For more related blogs and articles on Australian Politics, Business Strategy, COVID-19, Economics, Global Trade and Nationalism click through.

Impact of EU Regulations and Standards on Global Markets

The Brussels Effect – The EU’s Impact upon Global Markets
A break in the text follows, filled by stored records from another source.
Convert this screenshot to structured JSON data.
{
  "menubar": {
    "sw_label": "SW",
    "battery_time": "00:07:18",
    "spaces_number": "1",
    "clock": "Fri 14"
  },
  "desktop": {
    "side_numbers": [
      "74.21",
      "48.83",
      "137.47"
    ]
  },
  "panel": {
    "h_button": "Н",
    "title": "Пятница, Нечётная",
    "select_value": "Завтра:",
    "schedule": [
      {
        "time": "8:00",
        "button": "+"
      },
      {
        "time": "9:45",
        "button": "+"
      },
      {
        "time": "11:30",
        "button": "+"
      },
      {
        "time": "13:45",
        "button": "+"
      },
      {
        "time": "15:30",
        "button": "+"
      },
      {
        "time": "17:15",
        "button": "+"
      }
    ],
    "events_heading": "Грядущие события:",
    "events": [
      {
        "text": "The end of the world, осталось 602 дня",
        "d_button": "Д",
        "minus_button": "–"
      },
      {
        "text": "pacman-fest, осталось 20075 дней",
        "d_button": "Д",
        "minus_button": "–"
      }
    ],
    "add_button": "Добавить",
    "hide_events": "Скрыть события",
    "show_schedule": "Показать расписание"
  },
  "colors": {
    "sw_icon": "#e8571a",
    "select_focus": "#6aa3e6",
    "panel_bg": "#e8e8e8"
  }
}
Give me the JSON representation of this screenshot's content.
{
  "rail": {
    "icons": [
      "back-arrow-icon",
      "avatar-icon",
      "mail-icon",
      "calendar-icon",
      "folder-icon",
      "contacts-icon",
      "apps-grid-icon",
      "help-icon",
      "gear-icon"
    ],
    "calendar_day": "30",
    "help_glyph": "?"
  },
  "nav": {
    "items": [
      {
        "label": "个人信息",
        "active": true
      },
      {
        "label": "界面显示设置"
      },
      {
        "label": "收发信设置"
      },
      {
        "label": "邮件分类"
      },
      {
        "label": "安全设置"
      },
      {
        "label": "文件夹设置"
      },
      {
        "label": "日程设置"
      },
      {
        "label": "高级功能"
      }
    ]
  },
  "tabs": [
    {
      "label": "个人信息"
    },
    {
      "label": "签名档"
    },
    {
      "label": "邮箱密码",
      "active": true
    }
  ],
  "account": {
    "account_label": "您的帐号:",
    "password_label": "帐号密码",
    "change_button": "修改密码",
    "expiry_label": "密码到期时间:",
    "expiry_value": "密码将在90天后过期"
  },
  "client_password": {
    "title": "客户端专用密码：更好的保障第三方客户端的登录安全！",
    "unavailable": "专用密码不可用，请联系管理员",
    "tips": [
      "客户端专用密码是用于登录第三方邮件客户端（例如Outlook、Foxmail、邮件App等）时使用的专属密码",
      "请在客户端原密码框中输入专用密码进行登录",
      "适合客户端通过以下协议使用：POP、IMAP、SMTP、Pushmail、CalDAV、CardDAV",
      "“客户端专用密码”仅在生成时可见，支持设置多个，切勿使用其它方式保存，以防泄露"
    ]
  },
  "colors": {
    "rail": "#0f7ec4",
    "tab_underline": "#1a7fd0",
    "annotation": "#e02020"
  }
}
In her important new book, Columbia Law professor Anu Bradford argues the EU remains an influential superpower that shapes the world in its image. By promulgating regulations that shape the international business environment, elevating standards worldwide, and leading to a notable Europeanization of many important aspects of global commerce, the EU has managed to shape policy in areas such as data privacy, consumer health and safety, environmental protection, antitrust, and online hate speech.

 

The Brussels Effect shows how the EU has acquired such power, why multinational companies use EU standards as global standards, and why the EU’s role as the world’s regulator is likely to outlive its gradual economic decline, extending the EU’s influence long into the future.

 

From Politico EU on The Brussels Effect:
THE BRUSSELS EFFECT: Anu Bradford, a professor at Columbia Law School, wrote the book on EU influence — literally. In early 2020, she published “The Brussels Effect: How the European Union Rules the World.” It details how the European Union manages to unilaterally regulate the global market.

 

“All the EU needs to do is to regulate [its internal] single market, and it is then the global companies that globalize those EU rules,” she told me during a pre-coronavirus trip to Brussels in early March. The most obvious example of this phenomenon, she said, is the EU’s General Data Protection Regulation.

 

Global influence: As international awareness of the EU’s regulatory power has grown, there’s been “a massive increase in the presence of foreign companies in Brussels” and their efforts to lobby institutions, said Bradford. “Because when you think about it, if you manage to influence the regulatory process in the EU, you can influence the regulations across the world.”

 

Despite the increased international lobbying effort, “we don’t see that lobbying [has] led to weak regulations,” according to Bradford. She contrasts this with the U.S. where corporate influence often undermines U.S. regulations. She chalks up this difference to the comparatively stronger influence of civil society in the legislative and rule-making process in the EU.

 

Bradford said this leads to “a more balanced outcome in the end, but certainly there is an awareness and attempt on behalf of the corporations to influence the outcomes.”

 

Civil society strength: Alberto Alemanno, founder of civil society NGO The Good Lobby, offers a slightly different view. He says that corporate influence in the EU, as well as the U.S., “is on average more successful in bureaucratic arenas” compared to NGOs and citizen groups. But, he added, “the different role EU civil society plays in shaping policymaking may have more to do with institutional features (EU technocratic apparatus’ incentives to engage with civil society, European Parliament’s increased power, lesser role of money in politics) than with NGOs’ inherent strength.”

 

And what about the coronavirus? Of course, Bradford’s “Brussels effect” will be tested by the pandemic. She believes that “unless globalization comes to a drastic halt (which it likely will not), the Brussels Effect will continue,” she wrote to me more recently via email.

 

But she is monitoring a few developments. This includes whether the crisis leads to more or less regulation, depending on whether there is an appetite for more or less EU after things settle down.

 

She also believes the technocratic nature of EU rule-making “insulates it to some degree from the crises.” But the uncertainty and disruption “will likely slow down the regulatory process in the immediate future.” This includes the EU’s new digital strategy, where the crisis may force officials to rethink its regulation of data and technology more broadly.

 

For more related blogs and articles on the EU European Union, economics, environment,  digital marketing and the EU GDPR click through.